S&M grew from 9% of revenue in 2018 to 10% of revenue in 2021. To be fair, these percentages are both commendable, and demonstrate ONEM’s efficient sales motions through its multiple channels.
G&A grew from 41% of revenue in 2018 to a whopping 52% of revenue in 2021.
With the backdrop of just how horrendous ONEM’s financials are, let’s see what it promised investors at IPO at the start of 2021…
I’ll just pause to let the irony of this since in.
Whilst, revenue growth has been on target, the care margin has shrunk to below 2017 levels, and G&A is over 3x worse than the target, at 52% of revenue instead of 15%… This has driven the EBITDA margin even further into the negative at -15% of revenue… a far cry from the 20% goal.
If we look at ONEM to date, it has improved the experience of healthcare delivery by maybe 100%. Really, I’ll give them that. Their doctors’ offices are inviting and tech-enablement reduces friction. But they haven’t improved the quality of care. Fundamentally, ONEM is not a healthcare quality company but rather an experience design company… much like Amazon. As the SVP of Amazon health services said:
“We see lots of opportunity to both improve the quality of the experience and give people back valuable time in their days”. (emphasise mine)
I don’t doubt that Amazon will continue to improve on healthcare experience. But I expect lacklustre performance in terms of moving the needle on quality.
Amazon has been trying to crack the healthcare nut for over 20 years, but its performance is somewhere between a C and C+. Amazon Care was recently closed down. And Pillpack has had lucklustre performance to date. There was also the disaster in 2018, when they launched the much-awaited Haven, alongside JPMorgan and Berkshire Hathaway. Haven folded in 2021.
What this tells us, more than anything, is that Amazon’s core strength isn’t building businesses zero to one. Instead, I think Amazon is a great 10-100 company. It’s great at optimising margins, reducing prices, and improving convenience. Buying ONEM means that Amazon has just skipped the 0-10 phase. Now, Amazon can focus on what it’s good at: margins and customer experience.
ONEM has been haemorrhaging money on low margins. So here comes Amazon as the margin-improvement machine. Can Amazon turn things around? Maybe. It’s a hard sell, but Amazon has a few advantages going for it:

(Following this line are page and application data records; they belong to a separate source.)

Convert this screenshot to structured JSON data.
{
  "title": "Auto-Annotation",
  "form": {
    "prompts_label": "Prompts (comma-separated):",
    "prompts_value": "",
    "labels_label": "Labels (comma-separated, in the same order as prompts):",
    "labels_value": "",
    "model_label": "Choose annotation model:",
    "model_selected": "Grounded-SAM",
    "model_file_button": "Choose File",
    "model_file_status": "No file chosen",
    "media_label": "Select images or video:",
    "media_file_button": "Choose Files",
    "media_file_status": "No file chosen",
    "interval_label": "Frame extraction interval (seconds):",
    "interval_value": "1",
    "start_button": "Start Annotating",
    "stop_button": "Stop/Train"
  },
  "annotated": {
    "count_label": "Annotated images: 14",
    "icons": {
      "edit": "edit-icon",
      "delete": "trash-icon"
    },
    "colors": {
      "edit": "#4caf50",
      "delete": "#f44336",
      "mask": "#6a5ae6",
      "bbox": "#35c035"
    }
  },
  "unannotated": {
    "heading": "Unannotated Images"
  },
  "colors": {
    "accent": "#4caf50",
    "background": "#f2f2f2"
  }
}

Despite criticism, I think Amazon will turn ONEM around. The acquisition was tactful play by Amazon to get a fat foot into the door of the healthcare system.
Despite my negativity around ONEM’s financials, I think the business is well-run and has made an important impact in the healthcare system.
Yes, Amazon’s not a healthcare company. But I don’t think it matters. I expect that Amazon will bring efficiency and innovation to ONEM, which is exactly what it needs. I expect that the Amazon-ONEM duo will prove a formidable force into the future.